United Against Racism

United Church Website 

Use this website as a primer for understanding the injustices of the past and it’s effects on modern day Canada.

The first way we can do that is through acknowledging and sharing information about August 1st 1834 and the abolition of slavery in Canada.

This is a working document for scaffolding anti-racism resources.

The goal is to facilitate growth for white folks to become allies, and eventually accomplices for anti-racist work. These resources have been ordered in an attempt to make them more accessible. We will continue to add resources.

Document created by: Anna Stamborski, M. Div Candidate (2022), Nikki Zimmermann, M. Div candidate (2021) and Bailie Gregory, M. Div, M.S. Ed. 

 

What I need from white people right now

Adele Halliday

Broadview Magazine Online - United Church of Canada

Resource Library on Whiteness & Racism

Black Like Me, past, present and future: Behind the Stratford Festival Curtain

Recent racialized events in Canada and the U.S. have caused the Stratford Festival to take stock of its complicity in upholding anti-Black racism and, in an unprecedented move, the Festival has offered its Black company members, staff and crew free rein on its social media and this YouTube broadcast.

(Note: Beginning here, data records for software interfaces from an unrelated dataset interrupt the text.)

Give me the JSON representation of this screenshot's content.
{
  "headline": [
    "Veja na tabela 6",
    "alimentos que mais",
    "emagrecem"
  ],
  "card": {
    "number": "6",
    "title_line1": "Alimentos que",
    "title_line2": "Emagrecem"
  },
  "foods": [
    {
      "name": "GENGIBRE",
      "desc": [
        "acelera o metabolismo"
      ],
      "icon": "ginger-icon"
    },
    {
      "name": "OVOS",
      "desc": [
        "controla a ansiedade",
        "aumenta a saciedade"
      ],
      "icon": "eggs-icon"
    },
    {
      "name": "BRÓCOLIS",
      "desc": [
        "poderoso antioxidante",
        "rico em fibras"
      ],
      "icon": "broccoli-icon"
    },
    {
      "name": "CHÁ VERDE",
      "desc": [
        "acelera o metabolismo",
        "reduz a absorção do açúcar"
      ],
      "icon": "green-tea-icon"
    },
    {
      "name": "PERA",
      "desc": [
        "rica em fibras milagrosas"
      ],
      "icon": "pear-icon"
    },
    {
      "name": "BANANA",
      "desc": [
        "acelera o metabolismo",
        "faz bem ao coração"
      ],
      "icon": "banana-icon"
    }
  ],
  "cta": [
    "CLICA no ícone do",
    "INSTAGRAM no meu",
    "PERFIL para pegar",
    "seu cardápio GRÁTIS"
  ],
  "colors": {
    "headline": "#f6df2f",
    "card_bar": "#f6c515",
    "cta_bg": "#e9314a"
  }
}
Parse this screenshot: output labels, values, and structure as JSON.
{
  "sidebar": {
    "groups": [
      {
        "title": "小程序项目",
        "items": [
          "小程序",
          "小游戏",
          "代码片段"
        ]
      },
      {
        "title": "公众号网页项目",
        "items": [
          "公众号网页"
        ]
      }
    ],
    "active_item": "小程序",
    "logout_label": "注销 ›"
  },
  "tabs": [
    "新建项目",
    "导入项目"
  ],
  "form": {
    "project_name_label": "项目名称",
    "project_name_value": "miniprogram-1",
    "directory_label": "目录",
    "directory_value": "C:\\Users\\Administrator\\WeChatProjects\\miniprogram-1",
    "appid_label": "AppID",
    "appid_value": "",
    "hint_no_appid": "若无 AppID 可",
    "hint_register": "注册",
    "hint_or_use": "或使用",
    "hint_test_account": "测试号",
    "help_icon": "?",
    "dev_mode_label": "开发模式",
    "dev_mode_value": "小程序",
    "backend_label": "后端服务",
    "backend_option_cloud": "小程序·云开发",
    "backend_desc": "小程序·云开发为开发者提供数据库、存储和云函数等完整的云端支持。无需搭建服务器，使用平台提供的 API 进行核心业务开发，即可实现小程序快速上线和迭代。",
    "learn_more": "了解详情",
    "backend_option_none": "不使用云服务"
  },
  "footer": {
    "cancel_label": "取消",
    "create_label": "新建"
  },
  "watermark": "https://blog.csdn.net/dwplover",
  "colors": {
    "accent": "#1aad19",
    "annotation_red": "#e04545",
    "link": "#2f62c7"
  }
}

Canada's slavery secret: The whitewashing of 200 years of enslavement

CBC Radio Ideas

Why is it common knowledge that we saved runaway slaves from the United States, but few know that Africans and Indigenous peoples were bought, sold and exploited, right here?

In this two-part series, CBC Ideas contributor Kyle G. Brown asks how slavery was allowed to continue for some 200 years, and be one of the least talked about aspects of our history.

United Church of Canada - Anti Racism Resources

‘What white privilege?’ ‘Why can’t you be more civil?’ Some FAQs about racism and answers you may find challenging

Toronto Star

June 3, 2020

Children's books to support conversations on race, racism and resistance

Research from Harvard University suggests that children as young as three years old, when exposed to racism and prejudice, tend to embrace and accept it, even though they might not understand the feelings. By age 5, white children are strongly biased towards whiteness. To counter this bias, experts recommend acknowledging and naming race and racism with children as early and as often as possible. Children’s books are one of the most effective and practical tools for initiating these critical conversations; and they can also be used to model what it means to resist and dismantle oppression.‚Äč